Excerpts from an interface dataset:
----

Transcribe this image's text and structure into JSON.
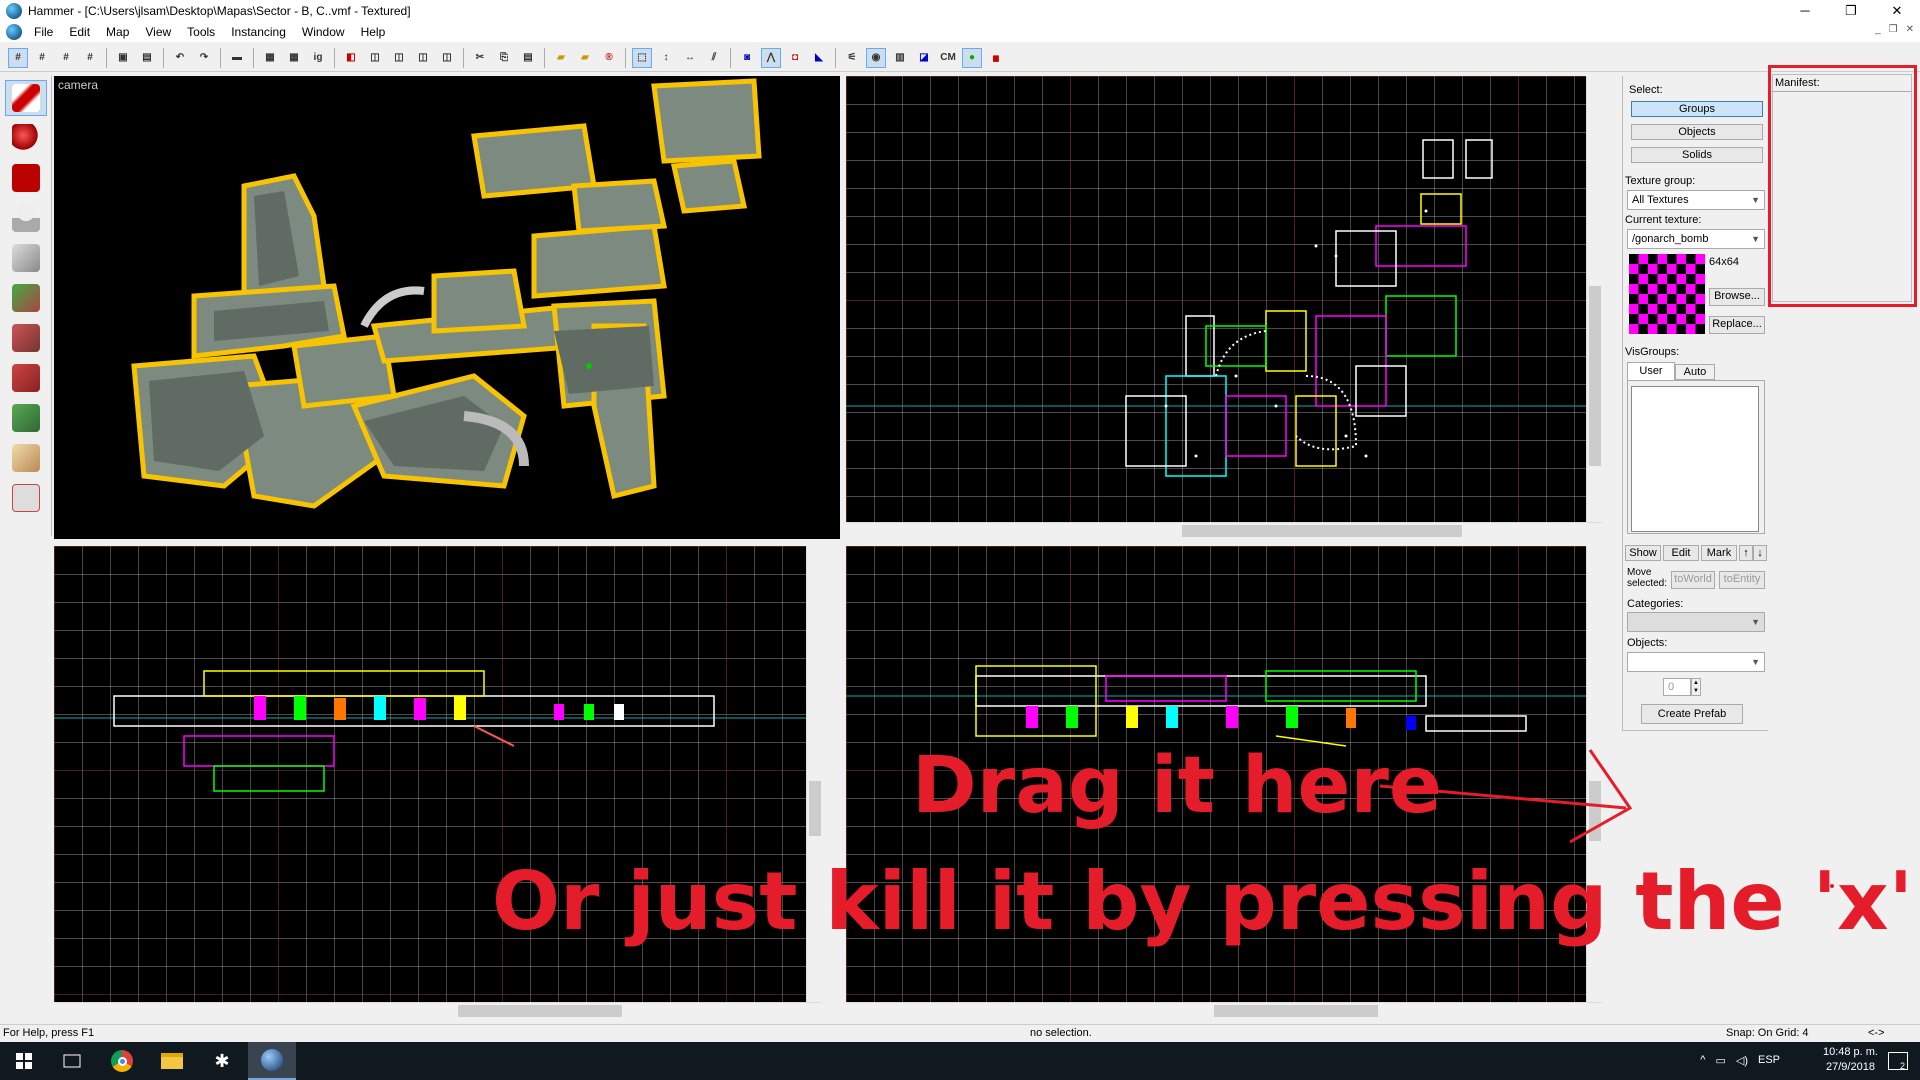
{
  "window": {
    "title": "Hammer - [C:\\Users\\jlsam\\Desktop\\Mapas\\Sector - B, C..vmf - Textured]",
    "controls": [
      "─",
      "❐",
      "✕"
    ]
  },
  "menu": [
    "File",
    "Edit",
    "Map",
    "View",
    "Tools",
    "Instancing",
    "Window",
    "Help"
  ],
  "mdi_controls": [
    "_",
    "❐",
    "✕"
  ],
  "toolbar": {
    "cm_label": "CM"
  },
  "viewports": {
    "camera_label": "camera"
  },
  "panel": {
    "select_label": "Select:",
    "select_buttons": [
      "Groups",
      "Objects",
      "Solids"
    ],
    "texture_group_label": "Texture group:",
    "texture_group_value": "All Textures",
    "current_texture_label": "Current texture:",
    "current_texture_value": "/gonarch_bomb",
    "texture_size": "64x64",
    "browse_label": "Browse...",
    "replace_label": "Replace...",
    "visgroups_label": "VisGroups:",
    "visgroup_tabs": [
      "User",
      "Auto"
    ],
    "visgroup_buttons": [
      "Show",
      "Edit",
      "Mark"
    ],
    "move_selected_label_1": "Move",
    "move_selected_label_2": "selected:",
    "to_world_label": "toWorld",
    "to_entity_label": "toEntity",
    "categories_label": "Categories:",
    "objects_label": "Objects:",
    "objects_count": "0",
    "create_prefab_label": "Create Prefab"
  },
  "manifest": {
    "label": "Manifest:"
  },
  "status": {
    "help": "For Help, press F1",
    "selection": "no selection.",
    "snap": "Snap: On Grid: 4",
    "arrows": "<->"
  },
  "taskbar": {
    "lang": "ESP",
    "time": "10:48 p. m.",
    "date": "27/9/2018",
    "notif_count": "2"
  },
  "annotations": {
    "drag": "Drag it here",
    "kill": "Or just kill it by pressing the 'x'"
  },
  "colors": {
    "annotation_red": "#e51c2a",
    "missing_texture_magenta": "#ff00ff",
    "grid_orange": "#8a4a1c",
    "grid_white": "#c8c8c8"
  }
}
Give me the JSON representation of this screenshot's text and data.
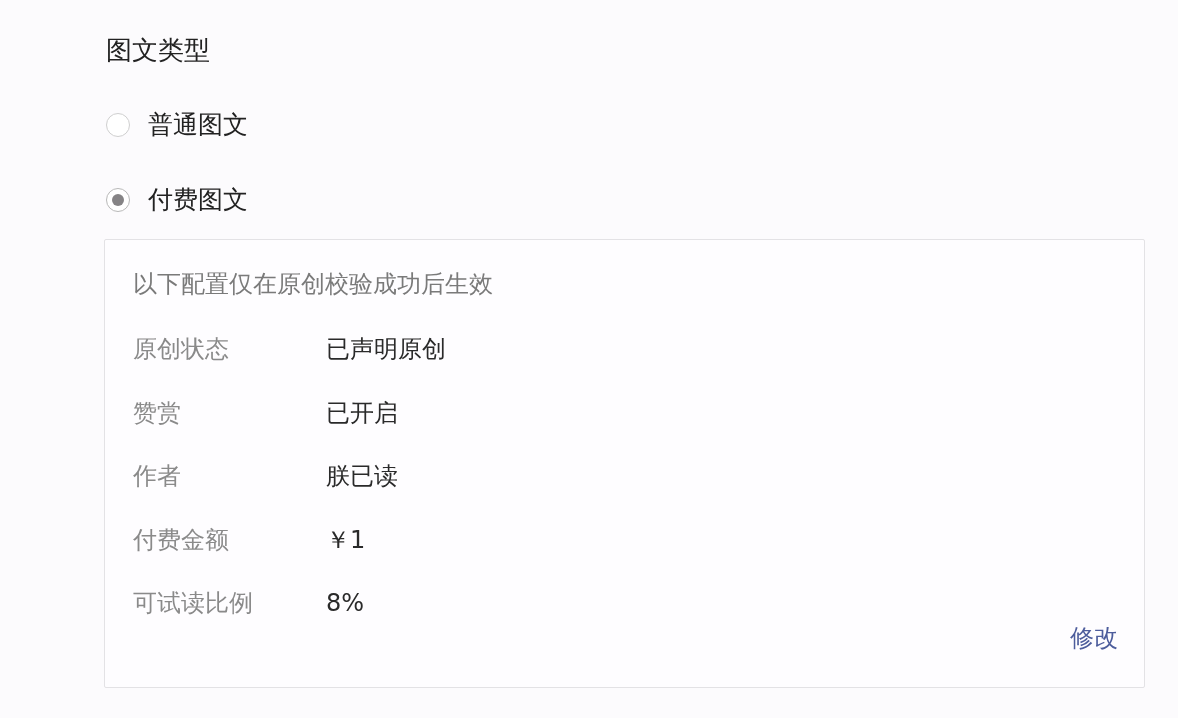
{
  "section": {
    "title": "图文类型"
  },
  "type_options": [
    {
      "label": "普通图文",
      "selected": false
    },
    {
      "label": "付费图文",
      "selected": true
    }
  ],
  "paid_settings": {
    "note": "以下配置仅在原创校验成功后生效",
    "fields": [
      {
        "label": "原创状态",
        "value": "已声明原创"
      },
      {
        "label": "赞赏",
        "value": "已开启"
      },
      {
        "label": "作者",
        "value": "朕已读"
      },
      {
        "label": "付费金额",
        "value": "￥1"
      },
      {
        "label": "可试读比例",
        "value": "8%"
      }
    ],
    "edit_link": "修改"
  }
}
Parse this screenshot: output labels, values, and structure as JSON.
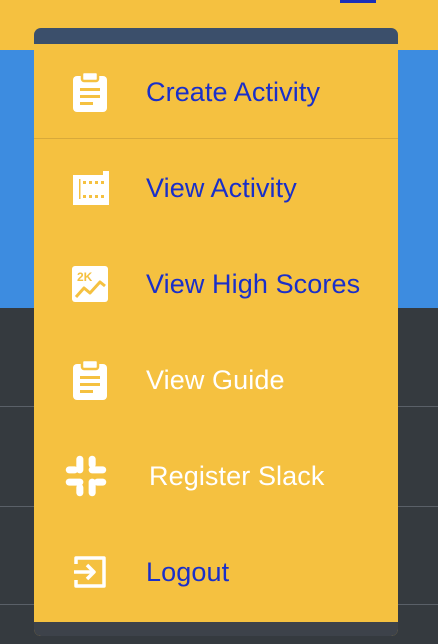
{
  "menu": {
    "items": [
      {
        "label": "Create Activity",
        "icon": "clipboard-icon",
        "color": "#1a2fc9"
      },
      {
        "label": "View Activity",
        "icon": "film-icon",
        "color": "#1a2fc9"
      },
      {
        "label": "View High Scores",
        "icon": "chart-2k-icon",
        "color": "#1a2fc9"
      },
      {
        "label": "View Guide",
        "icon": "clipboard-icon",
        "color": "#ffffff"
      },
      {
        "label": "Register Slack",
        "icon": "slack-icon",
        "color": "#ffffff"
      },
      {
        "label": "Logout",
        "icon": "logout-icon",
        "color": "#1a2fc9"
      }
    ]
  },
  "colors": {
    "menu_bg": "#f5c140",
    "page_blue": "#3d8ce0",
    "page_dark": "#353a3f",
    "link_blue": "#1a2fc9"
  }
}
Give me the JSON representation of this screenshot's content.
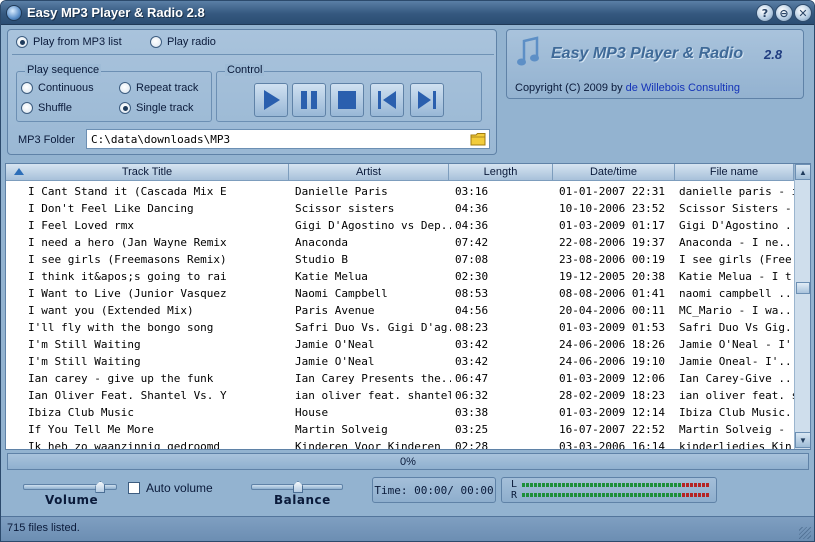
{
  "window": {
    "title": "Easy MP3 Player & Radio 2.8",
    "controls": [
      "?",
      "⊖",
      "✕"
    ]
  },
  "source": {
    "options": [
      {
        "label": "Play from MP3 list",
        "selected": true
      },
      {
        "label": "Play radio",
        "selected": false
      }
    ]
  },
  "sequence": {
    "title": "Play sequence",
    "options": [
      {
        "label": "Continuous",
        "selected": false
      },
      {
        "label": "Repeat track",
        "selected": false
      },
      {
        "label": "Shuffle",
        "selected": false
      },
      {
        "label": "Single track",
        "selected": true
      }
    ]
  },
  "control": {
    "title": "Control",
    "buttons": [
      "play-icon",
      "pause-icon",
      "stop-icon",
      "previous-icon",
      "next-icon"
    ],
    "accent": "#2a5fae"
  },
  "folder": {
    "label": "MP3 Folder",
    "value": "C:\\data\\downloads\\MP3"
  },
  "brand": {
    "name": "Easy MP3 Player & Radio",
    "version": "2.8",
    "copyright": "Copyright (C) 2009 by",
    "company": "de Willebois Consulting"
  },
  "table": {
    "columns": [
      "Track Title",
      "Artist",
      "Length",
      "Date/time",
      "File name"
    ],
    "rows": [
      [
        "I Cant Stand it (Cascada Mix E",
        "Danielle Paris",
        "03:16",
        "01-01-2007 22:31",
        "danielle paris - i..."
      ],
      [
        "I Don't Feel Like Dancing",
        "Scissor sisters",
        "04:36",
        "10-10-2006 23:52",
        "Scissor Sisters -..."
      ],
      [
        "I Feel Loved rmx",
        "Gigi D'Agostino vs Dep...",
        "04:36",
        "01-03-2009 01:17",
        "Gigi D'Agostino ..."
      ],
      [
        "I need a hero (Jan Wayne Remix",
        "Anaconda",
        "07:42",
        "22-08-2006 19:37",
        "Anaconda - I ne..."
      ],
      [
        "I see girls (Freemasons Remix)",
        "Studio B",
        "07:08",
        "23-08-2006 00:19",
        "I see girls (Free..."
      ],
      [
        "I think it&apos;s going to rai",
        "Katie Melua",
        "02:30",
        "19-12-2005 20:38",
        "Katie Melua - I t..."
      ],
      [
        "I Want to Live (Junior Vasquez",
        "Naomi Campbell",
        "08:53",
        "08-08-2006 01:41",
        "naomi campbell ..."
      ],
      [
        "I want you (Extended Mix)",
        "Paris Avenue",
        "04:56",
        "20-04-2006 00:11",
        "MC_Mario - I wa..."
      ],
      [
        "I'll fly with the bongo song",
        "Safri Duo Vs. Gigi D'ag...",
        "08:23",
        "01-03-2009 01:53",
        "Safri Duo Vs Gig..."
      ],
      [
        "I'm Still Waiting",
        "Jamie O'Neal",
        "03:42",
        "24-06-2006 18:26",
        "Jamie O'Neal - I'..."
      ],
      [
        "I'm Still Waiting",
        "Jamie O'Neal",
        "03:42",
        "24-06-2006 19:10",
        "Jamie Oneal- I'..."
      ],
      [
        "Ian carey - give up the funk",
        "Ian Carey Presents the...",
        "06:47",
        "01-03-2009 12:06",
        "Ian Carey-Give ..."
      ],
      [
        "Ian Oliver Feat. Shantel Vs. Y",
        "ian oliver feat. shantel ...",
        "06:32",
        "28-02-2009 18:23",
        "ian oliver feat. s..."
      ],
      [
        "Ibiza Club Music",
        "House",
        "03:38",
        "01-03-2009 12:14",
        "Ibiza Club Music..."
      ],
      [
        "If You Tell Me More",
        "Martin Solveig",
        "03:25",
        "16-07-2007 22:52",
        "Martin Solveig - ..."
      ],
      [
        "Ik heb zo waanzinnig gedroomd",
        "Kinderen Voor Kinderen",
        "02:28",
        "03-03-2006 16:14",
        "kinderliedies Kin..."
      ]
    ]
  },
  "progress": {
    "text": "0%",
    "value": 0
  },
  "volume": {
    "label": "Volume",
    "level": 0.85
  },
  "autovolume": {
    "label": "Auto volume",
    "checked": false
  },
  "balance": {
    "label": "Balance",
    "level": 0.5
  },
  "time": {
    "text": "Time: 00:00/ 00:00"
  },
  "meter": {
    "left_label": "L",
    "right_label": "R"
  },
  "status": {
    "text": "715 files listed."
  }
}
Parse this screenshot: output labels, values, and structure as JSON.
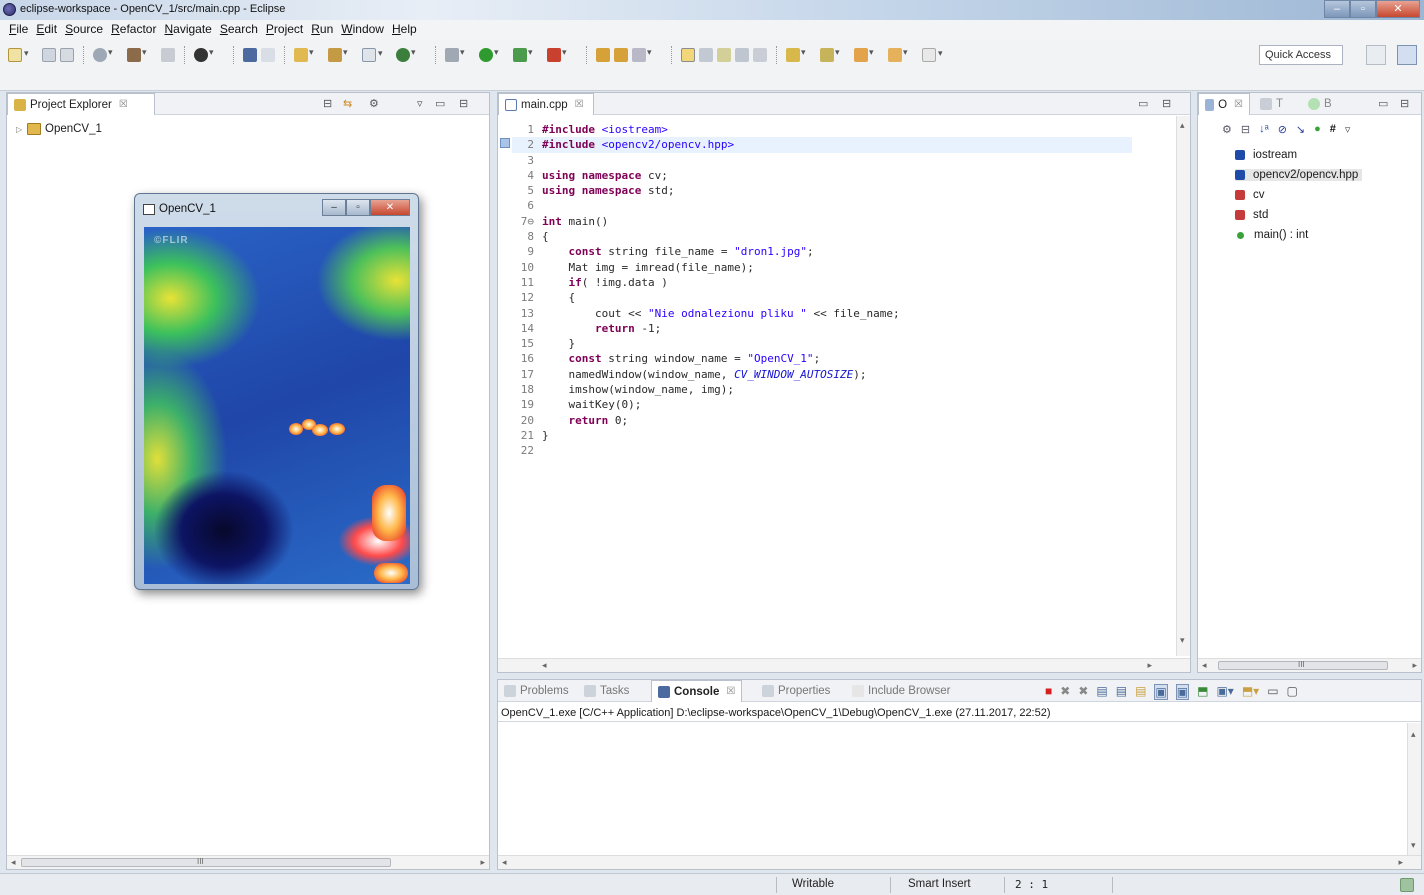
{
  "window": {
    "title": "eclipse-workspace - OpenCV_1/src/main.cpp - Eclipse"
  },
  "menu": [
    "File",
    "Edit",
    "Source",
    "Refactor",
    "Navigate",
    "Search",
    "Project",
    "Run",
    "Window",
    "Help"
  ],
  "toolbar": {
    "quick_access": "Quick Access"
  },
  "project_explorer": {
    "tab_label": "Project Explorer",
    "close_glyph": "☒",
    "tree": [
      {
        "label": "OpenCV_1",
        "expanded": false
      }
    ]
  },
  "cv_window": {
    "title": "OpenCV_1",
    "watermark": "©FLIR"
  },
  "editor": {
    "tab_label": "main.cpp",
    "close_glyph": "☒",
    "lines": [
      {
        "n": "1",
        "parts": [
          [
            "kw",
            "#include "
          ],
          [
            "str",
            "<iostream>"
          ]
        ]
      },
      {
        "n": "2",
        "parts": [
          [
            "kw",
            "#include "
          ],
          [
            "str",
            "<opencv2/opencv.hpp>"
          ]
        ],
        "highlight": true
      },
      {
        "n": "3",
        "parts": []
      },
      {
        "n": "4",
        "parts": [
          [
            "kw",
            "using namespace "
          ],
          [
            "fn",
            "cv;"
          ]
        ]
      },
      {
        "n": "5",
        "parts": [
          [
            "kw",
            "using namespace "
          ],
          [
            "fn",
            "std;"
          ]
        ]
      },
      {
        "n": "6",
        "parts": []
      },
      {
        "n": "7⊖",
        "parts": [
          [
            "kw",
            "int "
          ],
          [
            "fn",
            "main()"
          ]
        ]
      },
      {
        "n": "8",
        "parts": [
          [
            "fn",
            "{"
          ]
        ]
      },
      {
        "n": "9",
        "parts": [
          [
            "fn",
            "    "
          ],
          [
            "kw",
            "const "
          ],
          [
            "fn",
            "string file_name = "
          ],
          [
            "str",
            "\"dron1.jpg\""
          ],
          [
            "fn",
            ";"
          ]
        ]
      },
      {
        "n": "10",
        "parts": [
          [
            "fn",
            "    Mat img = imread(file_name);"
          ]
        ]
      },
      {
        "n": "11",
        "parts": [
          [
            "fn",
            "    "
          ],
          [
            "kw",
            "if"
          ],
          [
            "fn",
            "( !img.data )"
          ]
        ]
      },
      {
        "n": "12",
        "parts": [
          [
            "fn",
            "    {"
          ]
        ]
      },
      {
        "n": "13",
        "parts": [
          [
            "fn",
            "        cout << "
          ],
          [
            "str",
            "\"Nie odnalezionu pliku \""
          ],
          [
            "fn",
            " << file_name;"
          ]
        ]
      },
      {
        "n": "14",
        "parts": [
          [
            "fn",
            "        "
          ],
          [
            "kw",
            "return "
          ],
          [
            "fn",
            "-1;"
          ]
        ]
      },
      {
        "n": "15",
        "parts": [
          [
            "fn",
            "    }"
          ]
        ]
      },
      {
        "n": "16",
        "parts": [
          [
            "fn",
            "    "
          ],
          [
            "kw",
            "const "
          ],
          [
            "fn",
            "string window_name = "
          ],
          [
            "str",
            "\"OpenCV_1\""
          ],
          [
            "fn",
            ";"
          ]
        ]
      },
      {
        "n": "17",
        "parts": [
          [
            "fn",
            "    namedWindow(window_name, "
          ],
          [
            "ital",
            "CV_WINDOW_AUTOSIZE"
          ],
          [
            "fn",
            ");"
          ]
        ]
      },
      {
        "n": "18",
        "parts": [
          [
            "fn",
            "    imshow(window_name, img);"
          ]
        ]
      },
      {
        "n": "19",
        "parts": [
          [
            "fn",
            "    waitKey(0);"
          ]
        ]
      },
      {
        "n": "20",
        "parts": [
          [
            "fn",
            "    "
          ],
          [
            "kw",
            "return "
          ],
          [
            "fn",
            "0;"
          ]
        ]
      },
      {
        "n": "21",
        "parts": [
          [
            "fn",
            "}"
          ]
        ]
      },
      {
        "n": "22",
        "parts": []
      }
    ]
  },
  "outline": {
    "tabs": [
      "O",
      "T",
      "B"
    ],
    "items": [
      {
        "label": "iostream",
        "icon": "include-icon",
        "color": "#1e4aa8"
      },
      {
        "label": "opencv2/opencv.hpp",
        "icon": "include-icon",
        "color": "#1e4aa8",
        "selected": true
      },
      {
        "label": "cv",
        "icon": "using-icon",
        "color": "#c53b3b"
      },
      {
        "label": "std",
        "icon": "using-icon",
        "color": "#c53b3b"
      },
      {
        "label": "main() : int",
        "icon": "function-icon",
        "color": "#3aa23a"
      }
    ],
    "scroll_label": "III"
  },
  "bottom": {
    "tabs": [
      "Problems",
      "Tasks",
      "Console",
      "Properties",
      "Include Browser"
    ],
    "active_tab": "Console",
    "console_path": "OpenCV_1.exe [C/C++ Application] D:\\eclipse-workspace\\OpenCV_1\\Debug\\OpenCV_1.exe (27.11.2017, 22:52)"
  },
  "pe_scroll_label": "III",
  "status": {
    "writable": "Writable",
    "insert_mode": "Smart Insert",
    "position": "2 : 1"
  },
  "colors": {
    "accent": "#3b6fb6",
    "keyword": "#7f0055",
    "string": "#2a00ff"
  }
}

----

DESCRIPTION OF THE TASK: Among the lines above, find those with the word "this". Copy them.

EXPECTED ANSWER:
Transcribe this image's text and structure into JSON.
Give me the JSON representation of this screenshot's text and data.
Parse this screenshot: output labels, values, and structure as JSON.
Give me the JSON representation of this screenshot's content.
Parse this screenshot: output labels, values, and structure as JSON.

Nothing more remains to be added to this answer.